Additionally, German authorities arrested an Iranian diplomat from Vienna who was implicated in providing support and assistance to the couple in planning the attack.
Now we have news that U.S. prosecutors announced charges Monday against two men arrested Aug. 9 and accused of acting as agents of the government of Iran, covertly monitoring a Jewish center in Chicago and American members of the MEK on behalf of the Iranian regime government.
Criminal complaints against Ahmadreza Mohammadi Doostdar, 38, a dual U.S.-Iranian citizen, and Majid Ghorbani, 59, an Iranian citizen and resident of California, were unsealed after an indictment was returned Monday in the District of Columbia, according to the U.S. Justice Department and U.S. attorney’s office of the District.
“Doostdar and Ghorbani are alleged to have acted on behalf of Iran, including by conducting surveillance of political opponents and engaging in other activities that could put Americans at risk,” Assistant Attorney General for National Security John Demers said in a statement.
“This alleged activity demonstrates a continued interest in targeting the United States, as well as potential opposition groups located in the United States,” namely the Mujahideen-e Khalq (MEK) or People’s Mujahedin of Iran, said Michael McGarrity, acting executive assistant director of the FBI’s national security branch.

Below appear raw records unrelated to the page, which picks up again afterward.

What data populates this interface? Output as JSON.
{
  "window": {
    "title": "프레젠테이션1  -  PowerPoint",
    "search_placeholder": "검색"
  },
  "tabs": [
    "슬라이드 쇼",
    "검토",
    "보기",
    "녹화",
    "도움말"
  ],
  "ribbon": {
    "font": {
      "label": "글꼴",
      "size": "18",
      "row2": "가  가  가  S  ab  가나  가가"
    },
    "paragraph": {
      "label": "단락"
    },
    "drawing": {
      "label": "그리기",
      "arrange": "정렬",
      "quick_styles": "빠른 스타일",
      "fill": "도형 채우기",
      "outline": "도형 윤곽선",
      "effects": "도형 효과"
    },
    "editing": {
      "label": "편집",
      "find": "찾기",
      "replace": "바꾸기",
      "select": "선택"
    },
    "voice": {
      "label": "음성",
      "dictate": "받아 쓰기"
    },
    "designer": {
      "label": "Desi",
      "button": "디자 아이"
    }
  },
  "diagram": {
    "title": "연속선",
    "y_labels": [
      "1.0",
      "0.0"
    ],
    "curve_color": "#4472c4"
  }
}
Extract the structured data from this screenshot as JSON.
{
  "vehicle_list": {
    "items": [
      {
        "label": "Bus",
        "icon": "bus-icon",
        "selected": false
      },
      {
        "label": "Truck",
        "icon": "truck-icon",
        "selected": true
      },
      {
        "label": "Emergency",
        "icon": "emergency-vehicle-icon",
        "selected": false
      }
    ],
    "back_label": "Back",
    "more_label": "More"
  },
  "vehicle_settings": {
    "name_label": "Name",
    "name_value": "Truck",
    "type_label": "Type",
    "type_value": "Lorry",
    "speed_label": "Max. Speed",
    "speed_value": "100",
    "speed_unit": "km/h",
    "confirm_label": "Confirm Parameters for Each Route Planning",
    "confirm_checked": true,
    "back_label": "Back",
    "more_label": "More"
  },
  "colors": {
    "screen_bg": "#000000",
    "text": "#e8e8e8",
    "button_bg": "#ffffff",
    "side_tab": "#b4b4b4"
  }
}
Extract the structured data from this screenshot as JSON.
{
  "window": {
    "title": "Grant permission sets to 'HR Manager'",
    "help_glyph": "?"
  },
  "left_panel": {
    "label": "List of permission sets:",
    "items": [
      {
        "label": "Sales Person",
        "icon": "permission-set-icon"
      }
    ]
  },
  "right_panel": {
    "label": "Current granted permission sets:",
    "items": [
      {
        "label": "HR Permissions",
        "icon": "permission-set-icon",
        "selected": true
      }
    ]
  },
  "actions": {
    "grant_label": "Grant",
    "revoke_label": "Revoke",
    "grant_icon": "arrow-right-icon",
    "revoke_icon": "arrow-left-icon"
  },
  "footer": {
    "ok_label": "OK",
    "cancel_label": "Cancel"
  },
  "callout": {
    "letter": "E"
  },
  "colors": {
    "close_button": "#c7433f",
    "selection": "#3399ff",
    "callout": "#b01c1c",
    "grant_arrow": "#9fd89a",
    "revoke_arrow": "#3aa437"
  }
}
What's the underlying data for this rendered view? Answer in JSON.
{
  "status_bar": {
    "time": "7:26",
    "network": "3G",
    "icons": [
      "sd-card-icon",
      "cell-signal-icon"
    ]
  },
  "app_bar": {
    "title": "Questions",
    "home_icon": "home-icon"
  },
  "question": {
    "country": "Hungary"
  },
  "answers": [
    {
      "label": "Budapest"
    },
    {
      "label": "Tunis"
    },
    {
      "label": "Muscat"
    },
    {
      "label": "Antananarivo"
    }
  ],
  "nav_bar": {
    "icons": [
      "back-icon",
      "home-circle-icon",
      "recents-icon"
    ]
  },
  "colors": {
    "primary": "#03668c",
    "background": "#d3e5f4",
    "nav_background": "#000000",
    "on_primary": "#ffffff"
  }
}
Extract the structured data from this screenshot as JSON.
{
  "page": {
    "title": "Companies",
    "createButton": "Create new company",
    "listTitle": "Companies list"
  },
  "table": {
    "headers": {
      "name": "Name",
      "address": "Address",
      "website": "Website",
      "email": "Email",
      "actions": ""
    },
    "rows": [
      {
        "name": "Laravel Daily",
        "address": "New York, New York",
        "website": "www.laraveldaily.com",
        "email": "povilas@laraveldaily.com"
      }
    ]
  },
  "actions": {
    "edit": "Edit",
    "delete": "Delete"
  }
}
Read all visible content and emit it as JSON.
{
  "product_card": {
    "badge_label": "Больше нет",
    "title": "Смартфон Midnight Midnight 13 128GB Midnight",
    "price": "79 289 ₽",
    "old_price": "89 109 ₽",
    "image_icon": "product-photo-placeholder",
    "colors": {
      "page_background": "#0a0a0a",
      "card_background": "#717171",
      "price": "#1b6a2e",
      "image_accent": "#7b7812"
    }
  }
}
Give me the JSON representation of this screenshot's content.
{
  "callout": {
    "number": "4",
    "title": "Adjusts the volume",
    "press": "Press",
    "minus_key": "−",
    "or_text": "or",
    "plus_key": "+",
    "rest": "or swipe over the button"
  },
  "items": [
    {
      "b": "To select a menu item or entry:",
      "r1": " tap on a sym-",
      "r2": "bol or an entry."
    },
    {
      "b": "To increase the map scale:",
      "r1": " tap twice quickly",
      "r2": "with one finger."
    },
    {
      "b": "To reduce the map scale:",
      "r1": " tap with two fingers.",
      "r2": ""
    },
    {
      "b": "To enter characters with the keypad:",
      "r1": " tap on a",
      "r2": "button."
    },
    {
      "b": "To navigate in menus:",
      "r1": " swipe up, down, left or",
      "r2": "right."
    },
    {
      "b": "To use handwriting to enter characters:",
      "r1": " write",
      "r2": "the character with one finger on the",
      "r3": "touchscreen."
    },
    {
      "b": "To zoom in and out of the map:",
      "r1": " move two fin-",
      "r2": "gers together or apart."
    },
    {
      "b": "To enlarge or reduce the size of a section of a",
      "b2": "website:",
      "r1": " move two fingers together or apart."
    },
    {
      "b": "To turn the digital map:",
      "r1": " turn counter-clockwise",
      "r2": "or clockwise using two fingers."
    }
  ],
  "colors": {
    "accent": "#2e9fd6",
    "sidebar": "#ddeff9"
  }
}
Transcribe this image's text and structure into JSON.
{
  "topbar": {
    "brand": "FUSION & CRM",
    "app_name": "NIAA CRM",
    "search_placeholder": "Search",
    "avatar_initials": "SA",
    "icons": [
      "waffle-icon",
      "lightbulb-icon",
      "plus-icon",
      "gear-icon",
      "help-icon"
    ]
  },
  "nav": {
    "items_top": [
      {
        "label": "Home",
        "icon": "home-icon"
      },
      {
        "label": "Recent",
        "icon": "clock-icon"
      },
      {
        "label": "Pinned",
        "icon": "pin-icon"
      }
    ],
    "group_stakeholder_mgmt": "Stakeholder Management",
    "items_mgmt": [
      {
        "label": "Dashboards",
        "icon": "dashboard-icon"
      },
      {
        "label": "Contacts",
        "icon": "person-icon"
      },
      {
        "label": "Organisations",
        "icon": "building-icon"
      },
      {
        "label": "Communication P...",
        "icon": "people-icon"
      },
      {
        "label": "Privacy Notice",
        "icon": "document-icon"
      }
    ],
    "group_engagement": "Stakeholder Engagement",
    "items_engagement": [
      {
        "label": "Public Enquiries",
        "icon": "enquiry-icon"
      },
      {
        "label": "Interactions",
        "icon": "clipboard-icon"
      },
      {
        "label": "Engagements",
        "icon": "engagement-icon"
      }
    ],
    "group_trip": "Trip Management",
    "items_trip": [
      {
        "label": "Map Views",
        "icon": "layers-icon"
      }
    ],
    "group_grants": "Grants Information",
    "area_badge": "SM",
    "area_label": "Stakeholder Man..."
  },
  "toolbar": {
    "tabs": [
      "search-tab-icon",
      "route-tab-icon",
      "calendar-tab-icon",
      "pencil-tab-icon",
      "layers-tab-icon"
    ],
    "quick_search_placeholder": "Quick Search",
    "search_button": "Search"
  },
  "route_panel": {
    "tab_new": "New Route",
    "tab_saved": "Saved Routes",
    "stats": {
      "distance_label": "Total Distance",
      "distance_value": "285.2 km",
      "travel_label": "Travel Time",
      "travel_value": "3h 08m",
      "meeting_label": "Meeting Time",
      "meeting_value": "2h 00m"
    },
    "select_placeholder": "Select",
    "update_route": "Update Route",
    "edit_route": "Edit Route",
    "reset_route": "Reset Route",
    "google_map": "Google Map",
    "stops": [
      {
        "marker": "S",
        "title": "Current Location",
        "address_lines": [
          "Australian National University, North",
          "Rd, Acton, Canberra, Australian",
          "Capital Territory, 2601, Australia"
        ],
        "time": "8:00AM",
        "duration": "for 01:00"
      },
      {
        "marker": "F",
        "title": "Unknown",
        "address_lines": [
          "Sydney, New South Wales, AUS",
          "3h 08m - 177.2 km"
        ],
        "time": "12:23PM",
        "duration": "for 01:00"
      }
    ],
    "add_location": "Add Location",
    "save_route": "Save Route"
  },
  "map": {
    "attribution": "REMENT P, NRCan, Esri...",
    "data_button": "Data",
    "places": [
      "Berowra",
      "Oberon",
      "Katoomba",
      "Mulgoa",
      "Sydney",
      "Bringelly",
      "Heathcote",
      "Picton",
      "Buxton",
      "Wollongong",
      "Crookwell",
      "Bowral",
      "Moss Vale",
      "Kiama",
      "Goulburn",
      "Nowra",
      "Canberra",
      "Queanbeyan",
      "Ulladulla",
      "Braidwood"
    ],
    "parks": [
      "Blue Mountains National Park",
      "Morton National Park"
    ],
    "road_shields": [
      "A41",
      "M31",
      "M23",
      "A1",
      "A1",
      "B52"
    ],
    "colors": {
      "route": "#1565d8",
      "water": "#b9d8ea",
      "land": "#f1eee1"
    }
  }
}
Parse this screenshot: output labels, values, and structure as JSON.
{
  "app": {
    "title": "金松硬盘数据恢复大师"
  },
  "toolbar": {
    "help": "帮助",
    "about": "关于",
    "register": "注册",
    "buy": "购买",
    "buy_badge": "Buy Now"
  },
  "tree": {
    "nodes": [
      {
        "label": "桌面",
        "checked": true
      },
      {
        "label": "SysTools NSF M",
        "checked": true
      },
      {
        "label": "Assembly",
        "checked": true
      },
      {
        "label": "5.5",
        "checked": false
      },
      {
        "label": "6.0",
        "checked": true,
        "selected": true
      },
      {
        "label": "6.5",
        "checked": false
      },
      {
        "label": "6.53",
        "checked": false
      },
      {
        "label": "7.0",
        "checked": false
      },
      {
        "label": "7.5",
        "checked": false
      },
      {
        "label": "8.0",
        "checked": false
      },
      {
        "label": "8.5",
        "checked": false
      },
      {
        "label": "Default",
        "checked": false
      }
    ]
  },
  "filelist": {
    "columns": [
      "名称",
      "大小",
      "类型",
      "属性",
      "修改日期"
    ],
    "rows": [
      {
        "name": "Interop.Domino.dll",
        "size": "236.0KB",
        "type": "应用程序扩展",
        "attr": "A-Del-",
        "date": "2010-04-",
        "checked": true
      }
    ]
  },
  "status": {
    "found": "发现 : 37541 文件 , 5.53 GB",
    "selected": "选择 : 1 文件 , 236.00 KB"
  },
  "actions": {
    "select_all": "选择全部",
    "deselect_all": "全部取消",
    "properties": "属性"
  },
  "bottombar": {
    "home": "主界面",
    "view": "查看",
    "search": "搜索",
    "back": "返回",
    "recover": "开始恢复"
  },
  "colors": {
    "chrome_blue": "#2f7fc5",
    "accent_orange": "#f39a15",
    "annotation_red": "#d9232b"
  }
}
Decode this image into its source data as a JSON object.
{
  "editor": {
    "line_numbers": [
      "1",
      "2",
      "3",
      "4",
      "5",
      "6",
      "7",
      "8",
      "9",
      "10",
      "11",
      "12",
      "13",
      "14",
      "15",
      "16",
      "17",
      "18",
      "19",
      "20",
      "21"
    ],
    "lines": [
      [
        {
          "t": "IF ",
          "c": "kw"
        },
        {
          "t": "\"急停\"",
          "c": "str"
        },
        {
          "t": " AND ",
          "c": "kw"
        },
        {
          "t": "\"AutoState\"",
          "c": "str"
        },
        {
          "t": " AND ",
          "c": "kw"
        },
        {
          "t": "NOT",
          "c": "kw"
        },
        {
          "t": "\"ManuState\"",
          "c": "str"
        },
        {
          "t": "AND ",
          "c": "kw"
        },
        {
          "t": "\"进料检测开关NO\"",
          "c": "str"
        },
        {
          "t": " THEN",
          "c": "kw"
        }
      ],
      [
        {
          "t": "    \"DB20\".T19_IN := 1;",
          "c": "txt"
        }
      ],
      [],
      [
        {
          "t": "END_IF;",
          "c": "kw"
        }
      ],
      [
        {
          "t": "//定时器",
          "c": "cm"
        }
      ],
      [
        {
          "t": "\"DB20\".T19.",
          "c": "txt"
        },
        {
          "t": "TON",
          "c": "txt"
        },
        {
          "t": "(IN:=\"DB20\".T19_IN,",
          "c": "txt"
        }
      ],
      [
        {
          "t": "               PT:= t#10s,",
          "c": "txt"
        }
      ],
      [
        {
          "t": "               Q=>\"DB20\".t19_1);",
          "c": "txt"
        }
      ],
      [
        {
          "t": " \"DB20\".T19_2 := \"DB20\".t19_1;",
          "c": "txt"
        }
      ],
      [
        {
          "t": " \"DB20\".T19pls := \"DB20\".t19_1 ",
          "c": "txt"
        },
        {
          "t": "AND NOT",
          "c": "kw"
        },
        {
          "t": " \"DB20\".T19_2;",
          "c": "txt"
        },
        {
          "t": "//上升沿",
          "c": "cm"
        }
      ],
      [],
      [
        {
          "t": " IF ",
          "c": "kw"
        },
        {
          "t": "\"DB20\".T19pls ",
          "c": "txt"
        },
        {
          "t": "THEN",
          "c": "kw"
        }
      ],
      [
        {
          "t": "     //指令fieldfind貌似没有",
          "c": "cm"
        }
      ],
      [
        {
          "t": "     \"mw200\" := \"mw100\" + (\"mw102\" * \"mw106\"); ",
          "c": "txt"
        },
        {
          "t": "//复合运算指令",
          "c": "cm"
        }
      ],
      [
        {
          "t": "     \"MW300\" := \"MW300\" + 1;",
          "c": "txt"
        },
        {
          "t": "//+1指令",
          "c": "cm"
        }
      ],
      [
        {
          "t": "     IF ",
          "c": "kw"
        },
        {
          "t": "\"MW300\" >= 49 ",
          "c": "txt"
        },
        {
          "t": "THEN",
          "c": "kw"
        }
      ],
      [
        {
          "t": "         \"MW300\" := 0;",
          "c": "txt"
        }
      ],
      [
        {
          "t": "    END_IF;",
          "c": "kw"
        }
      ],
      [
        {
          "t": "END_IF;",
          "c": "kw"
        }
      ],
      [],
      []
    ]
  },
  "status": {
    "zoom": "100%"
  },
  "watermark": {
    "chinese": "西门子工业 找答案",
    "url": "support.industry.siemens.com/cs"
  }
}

Doostdar and Ghorbani were charged with acting as agents of Iran, violating U.S. sanctions and conspiracy. The charges carry maximum statutory penalties of 10 years, 20 years and five years in prison, respectively, according to the Washington Post.
The Justice Department alleged that Ghorbani took pictures of participants at a MEK rally in New York last September and that Doostdar paid him $2,000 in cash for the photos during a meeting in Los Angeles later.
He later attended another MEK rally in Washington, DC in which he “appeared to photograph certain speakers and attendees, which included delegations from across the United States.”
The photographing of MEK participants is disturbing since the Iranian regime has already acted in the past to try and assassinate and kill its members. It also raises the specter that the regime is attempting to identify MEK members who may have relatives living in Iran who could be arrested and imprisoned in order to put pressure on the MEK.
The hardball tactics are nothing new to the regime and its intelligence services, especially its Ministry of Intelligence which has led the charge against the MEK for decades.
It also was not surprising to find the Iran lobby completely silent on the matter with no mention from the National Iranian American Council or any other Iran supporters about the purported surveillance operation being conducted by the Iranian government on U.S. soil.
The regime has also stepped up its practice of arresting dual-national citizens, especially from the U.S., Canada and Europe to use as political pawns, as well as arrest scores of Iranian citizens caught protesting the regime or simply acting contrary to its medieval sensibilities.
These actions though once again are proof that the MEK is a singular threat to the regime’s continued existence and one that is gaining strength with the protest movement within Iran.